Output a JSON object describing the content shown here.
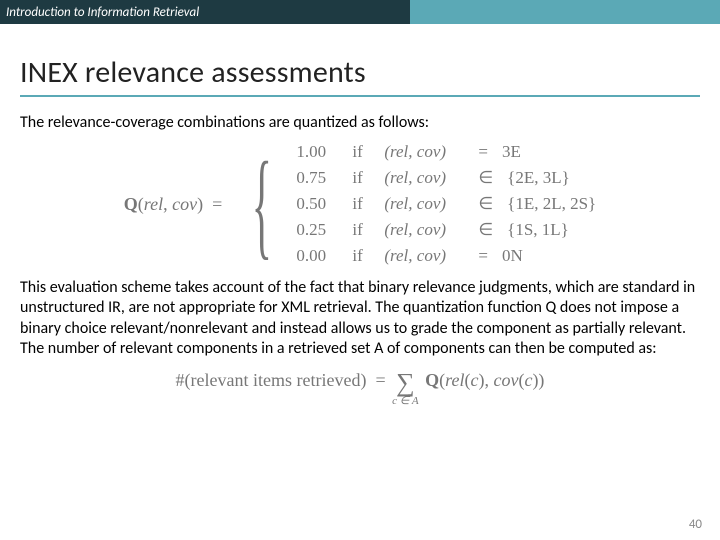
{
  "header": {
    "course": "Introduction to Information Retrieval"
  },
  "title": "INEX relevance assessments",
  "lead": "The relevance-coverage combinations are quantized as follows:",
  "equation1": {
    "lhs": "Q(rel, cov) =",
    "cases": [
      {
        "value": "1.00",
        "word": "if",
        "cond": "(rel, cov)",
        "op": "=",
        "rhs": "3E"
      },
      {
        "value": "0.75",
        "word": "if",
        "cond": "(rel, cov)",
        "op": "∈",
        "rhs": "{2E, 3L}"
      },
      {
        "value": "0.50",
        "word": "if",
        "cond": "(rel, cov)",
        "op": "∈",
        "rhs": "{1E, 2L, 2S}"
      },
      {
        "value": "0.25",
        "word": "if",
        "cond": "(rel, cov)",
        "op": "∈",
        "rhs": "{1S, 1L}"
      },
      {
        "value": "0.00",
        "word": "if",
        "cond": "(rel, cov)",
        "op": "=",
        "rhs": "0N"
      }
    ]
  },
  "paragraph": "This evaluation scheme takes account of the fact that binary relevance judgments, which are standard in unstructured IR, are not appropriate for XML retrieval. The quantization function Q does not impose a binary choice relevant/nonrelevant and instead allows us to grade the component as partially relevant. The number of relevant components in a retrieved set A of components can then be computed as:",
  "equation2": {
    "lhs": "#(relevant items retrieved) =",
    "sum_sub": "c ∈ A",
    "rhs": "Q(rel(c), cov(c))"
  },
  "page_number": "40"
}
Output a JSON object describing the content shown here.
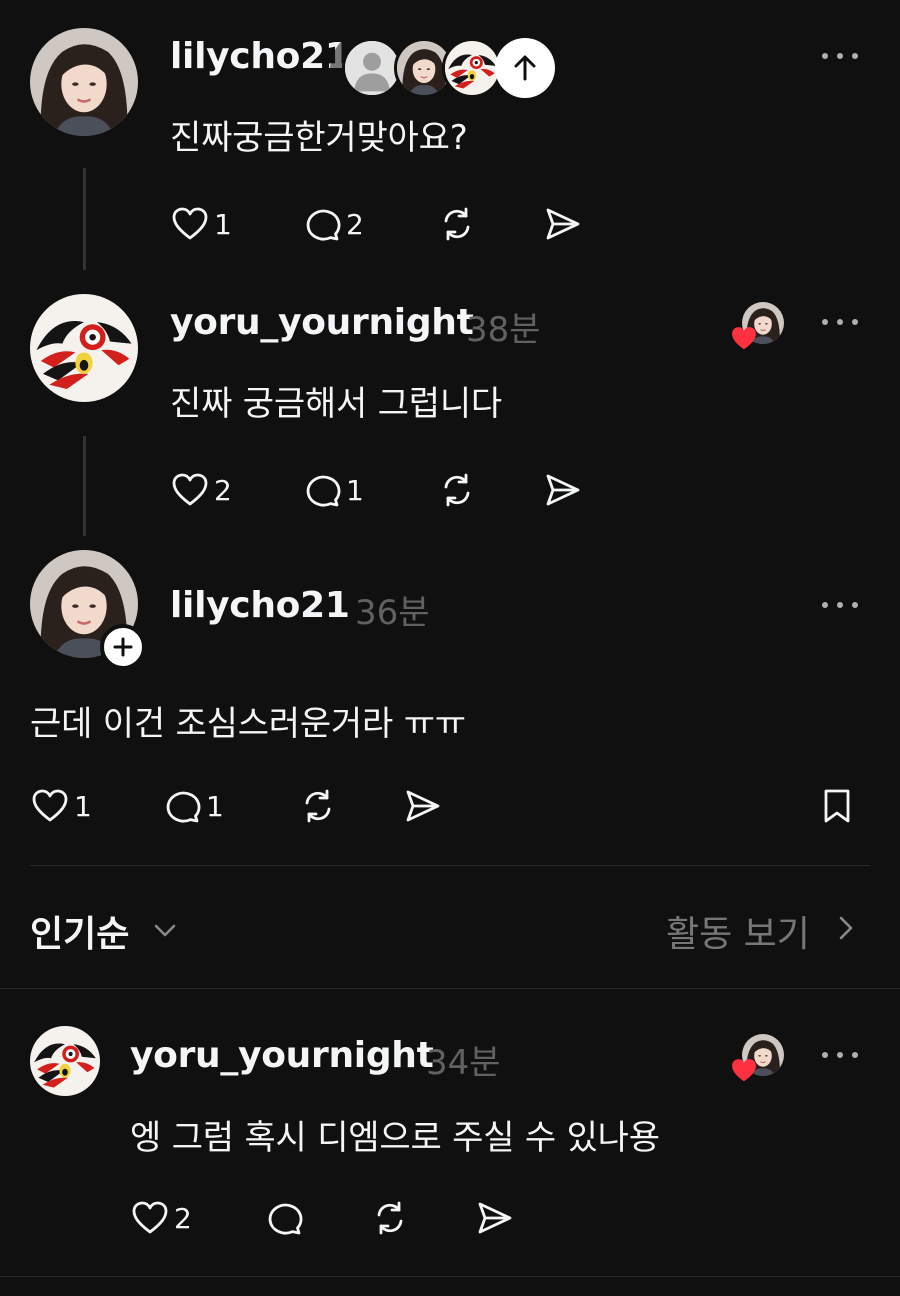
{
  "floating_bar": {
    "icons": [
      "default-avatar-icon",
      "woman-avatar-icon",
      "bird-avatar-icon",
      "arrow-up-icon"
    ]
  },
  "comments": [
    {
      "username": "lilycho21",
      "time": "",
      "text": "진짜궁금한거맞아요?",
      "likes": "1",
      "replies": "2"
    },
    {
      "username": "yoru_yournight",
      "time": "38분",
      "text": "진짜 궁금해서 그럽니다",
      "likes": "2",
      "replies": "1"
    },
    {
      "username": "lilycho21",
      "time": "36분",
      "text": "근데 이건  조심스러운거라 ㅠㅠ",
      "likes": "1",
      "replies": "1"
    }
  ],
  "sort": {
    "label": "인기순",
    "activity_link": "활동 보기"
  },
  "reply": {
    "username": "yoru_yournight",
    "time": "34분",
    "text": "엥 그럼 혹시 디엠으로 주실 수 있나용",
    "likes": "2",
    "replies": ""
  },
  "colors": {
    "background": "#101010",
    "text": "#f3f5f7",
    "muted": "#616161",
    "heart": "#ff3040"
  }
}
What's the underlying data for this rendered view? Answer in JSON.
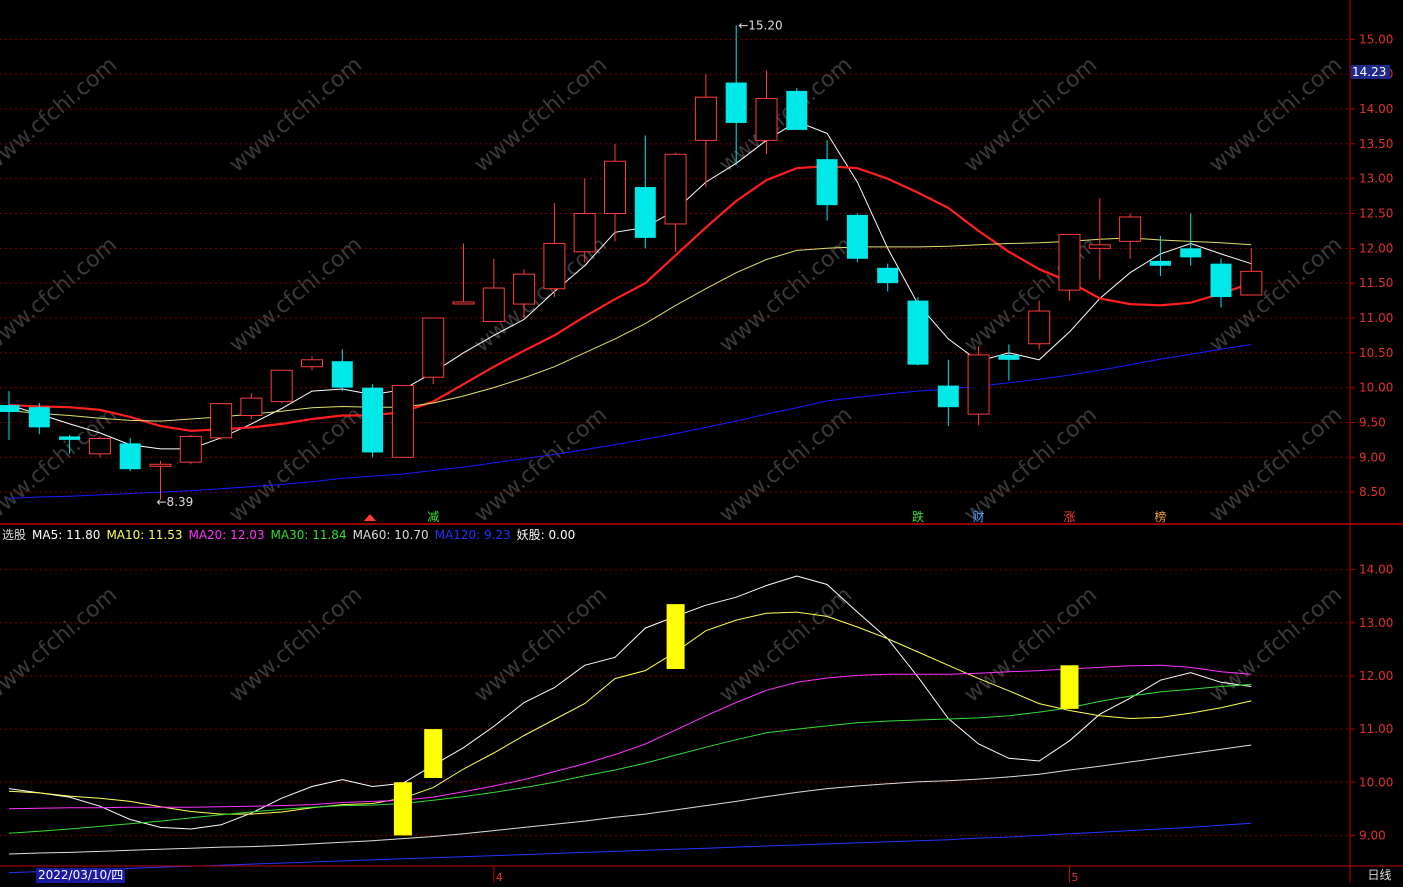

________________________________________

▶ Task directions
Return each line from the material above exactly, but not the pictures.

▶ Expected output
Output a JSON object describing the content shown here.
{
  "header": {
    "course": "Introduction to Information Retrieval"
  },
  "title": "INEX relevance assessments",
  "lead": "The relevance-coverage combinations are quantized as follows:",
  "equation1": {
    "lhs": "Q(rel, cov) =",
    "cases": [
      {
        "value": "1.00",
        "word": "if",
        "cond": "(rel, cov)",
        "op": "=",
        "rhs": "3E"
      },
      {
        "value": "0.75",
        "word": "if",
        "cond": "(rel, cov)",
        "op": "∈",
        "rhs": "{2E, 3L}"
      },
      {
        "value": "0.50",
        "word": "if",
        "cond": "(rel, cov)",
        "op": "∈",
        "rhs": "{1E, 2L, 2S}"
      },
      {
        "value": "0.25",
        "word": "if",
        "cond": "(rel, cov)",
        "op": "∈",
        "rhs": "{1S, 1L}"
      },
      {
        "value": "0.00",
        "word": "if",
        "cond": "(rel, cov)",
        "op": "=",
        "rhs": "0N"
      }
    ]
  },
  "paragraph": "This evaluation scheme takes account of the fact that binary relevance judgments, which are standard in unstructured IR, are not appropriate for XML retrieval. The quantization function Q does not impose a binary choice relevant/nonrelevant and instead allows us to grade the component as partially relevant. The number of relevant components in a retrieved set A of components can then be computed as:",
  "equation2": {
    "lhs": "#(relevant items retrieved) =",
    "sum_sub": "c ∈ A",
    "rhs": "Q(rel(c), cov(c))"
  },
  "page_number": "40"
}
Output a JSON object describing the content shown here.
{
  "floating_bar": {
    "icons": [
      "default-avatar-icon",
      "woman-avatar-icon",
      "bird-avatar-icon",
      "arrow-up-icon"
    ]
  },
  "comments": [
    {
      "username": "lilycho21",
      "time": "",
      "text": "진짜궁금한거맞아요?",
      "likes": "1",
      "replies": "2"
    },
    {
      "username": "yoru_yournight",
      "time": "38분",
      "text": "진짜 궁금해서 그럽니다",
      "likes": "2",
      "replies": "1"
    },
    {
      "username": "lilycho21",
      "time": "36분",
      "text": "근데 이건  조심스러운거라 ㅠㅠ",
      "likes": "1",
      "replies": "1"
    }
  ],
  "sort": {
    "label": "인기순",
    "activity_link": "활동 보기"
  },
  "reply": {
    "username": "yoru_yournight",
    "time": "34분",
    "text": "엥 그럼 혹시 디엠으로 주실 수 있나용",
    "likes": "2",
    "replies": ""
  },
  "colors": {
    "background": "#101010",
    "text": "#f3f5f7",
    "muted": "#616161",
    "heart": "#ff3040"
  }
}
What's the underlying data for this rendered view? Answer in JSON.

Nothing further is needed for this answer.